Though developed countries release more carbon emissions into the atmosphere, population growth and resulting resource utilization will be concentrated in developing countries in the coming years. These are the regions that already have an inherently higher risk of experiencing the brunt of climate change-related events. As such, a fast-growing population size will put pressure on the internal resources of low-income countries and will decrease their tolerance capacity towards such climate change-related calamities. Additionally, as developing countries are growing in size and are actively trying to urbanize and chase economic growth, they are engaging in reckless consumption and overproduction. Such phenomena will continue to create more CO2 emissions and trap more heat in the atmosphere, ultimately increasing the vulnerability of the planet to global warming and natural disasters. As Professor Potts argues, “it is easier to change the population variable than the climate or consumption variables” when looking at ways to reduce the adverse impacts of impetuous human activities. In fact, Potts advocates for VFP planning as the most prudent solution to climate change, claiming that condoms are perhaps the most cost-effective way to reduce our carbon footprint. 

Our current global population is steadily nearing 8 billion people. Though non-uniform human behaviors make calculating a planetary carrying capacity for humans inexact, it is unquestionably clear that the Earth cannot sustain such a large population in the long-term. In fact, based on our current ecological footprint, scientists estimate that it would take the resources of 1.5 Earths to provide for the current population, a fundamental impossibility. The UN estimates that as long as there are no new actions taken to address our uncontrolled population growth, we can expect to add 2 billion more people to our population by 2050. If that were to become a reality, scientists predict we would need 3 Earths to sustain human growth and consumption. 

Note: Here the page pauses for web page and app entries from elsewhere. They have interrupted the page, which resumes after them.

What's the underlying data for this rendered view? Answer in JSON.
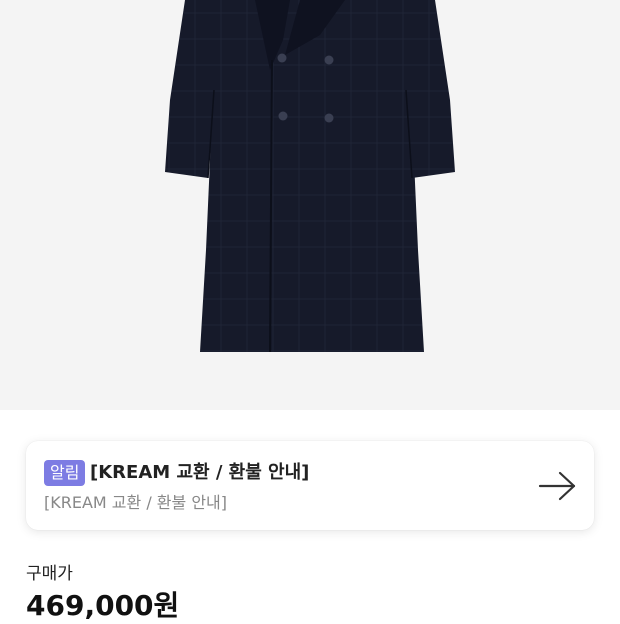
{
  "product": {
    "image_alt": "",
    "colors": {
      "background": "#f4f4f4",
      "coat": "#161a2a"
    }
  },
  "notice": {
    "badge": "알림",
    "badge_color": "#7d7ce3",
    "title": "[KREAM 교환 / 환불 안내]",
    "subtitle": "[KREAM 교환 / 환불 안내]",
    "arrow_icon": "arrow-right-icon"
  },
  "price": {
    "label": "구매가",
    "value": "469,000원"
  }
}
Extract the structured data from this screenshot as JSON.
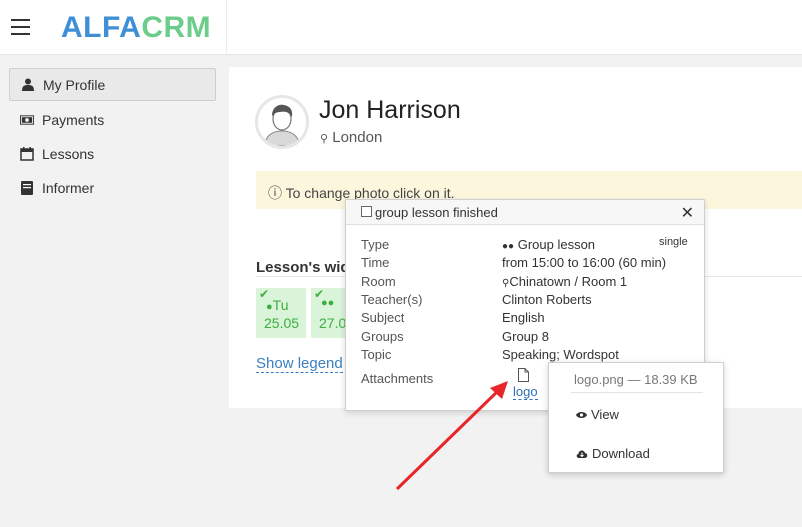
{
  "brand": {
    "part1": "ALFA",
    "part2": "CRM"
  },
  "sidebar": {
    "items": [
      {
        "label": "My Profile",
        "icon": "user-icon"
      },
      {
        "label": "Payments",
        "icon": "money-icon"
      },
      {
        "label": "Lessons",
        "icon": "calendar-icon"
      },
      {
        "label": "Informer",
        "icon": "book-icon"
      }
    ]
  },
  "profile": {
    "name": "Jon Harrison",
    "city": "London"
  },
  "notice": "ⓘ To change photo click on it.",
  "widget": {
    "title": "Lesson's wid",
    "days": [
      {
        "dow": "Tu",
        "date": "25.05"
      },
      {
        "dow": "",
        "date": "27.0"
      }
    ],
    "show_legend": "Show legend"
  },
  "popup": {
    "title": "group lesson finished",
    "badge": "single",
    "rows": [
      {
        "label": "Type",
        "value": "Group lesson"
      },
      {
        "label": "Time",
        "value": "from 15:00 to 16:00 (60 min)"
      },
      {
        "label": "Room",
        "value": "Chinatown / Room 1"
      },
      {
        "label": "Teacher(s)",
        "value": "Clinton Roberts"
      },
      {
        "label": "Subject",
        "value": "English"
      },
      {
        "label": "Groups",
        "value": "Group 8"
      },
      {
        "label": "Topic",
        "value": "Speaking; Wordspot"
      },
      {
        "label": "Attachments",
        "value": ""
      }
    ],
    "attachment_link": "logo"
  },
  "dropdown": {
    "file": "logo.png — 18.39 KB",
    "view": "View",
    "download": "Download"
  },
  "colors": {
    "brand_blue": "#3f8fd6",
    "brand_green": "#6dcc8a",
    "arrow": "#e8262a",
    "accent_link": "#2c6fb3"
  }
}
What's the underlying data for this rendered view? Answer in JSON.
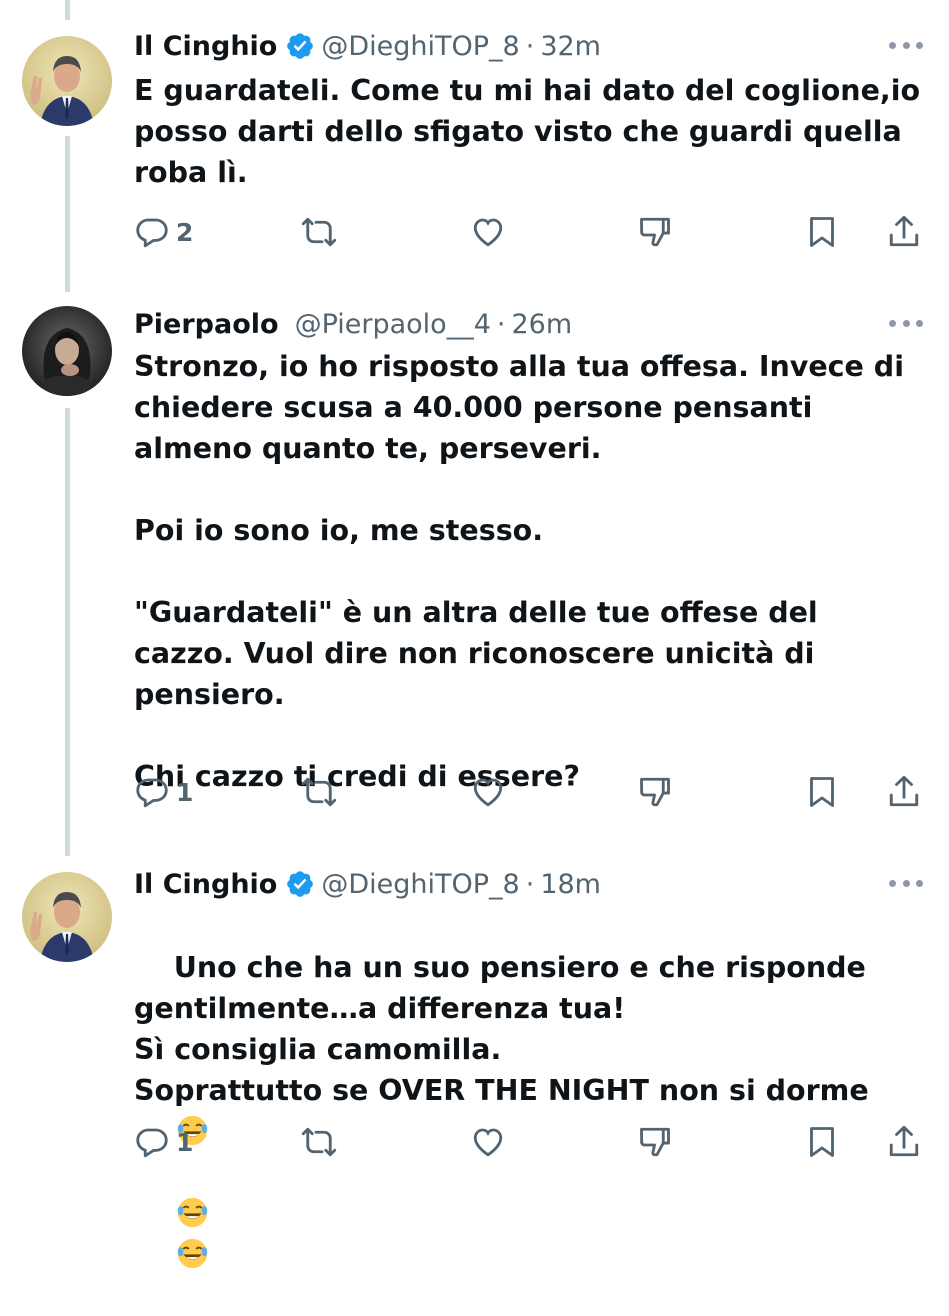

In a 2014 journal article entitled “Getting family planning and population back on track,” Professor Potts provides several population growth scenarios for the remainder of this century. His projections show that if global TFRs increased by just half a child, our population would reach 16.6 billion people by the year 2100. In contrast, if our TFRs fell by an average of half a child, our population would decrease to 6.8 billion people, a much more sustainable number. These estimates indicate that even extremely small changes in average family size will have significant implications for reduced population growth, an exciting prospect for population scientists and climate change activists. 

The urgency of the issue of rampant population growth cannot be overstated, especially given that we are already exceeding our estimated carrying capacity. VFP offers a simple, effective, and ethical solution to this problem. Unfortunately, VFP services have fallen off the policy agenda in many regions and are chronically underfunded across developing countries. Although there is a viable method available to reduce the burden of excess population growth, it is not a priority among many global and local leaders. Achieving widespread awareness and access to VFP services will require active efforts from public health experts and community health workers who firmly believe that family planning services are an investment rather than an untethered cost. Increasing funding for VFP services across the globe will not just benefit women and children at the individual level, it will deeply impact environmental sustainability and population growth trends for decades to come.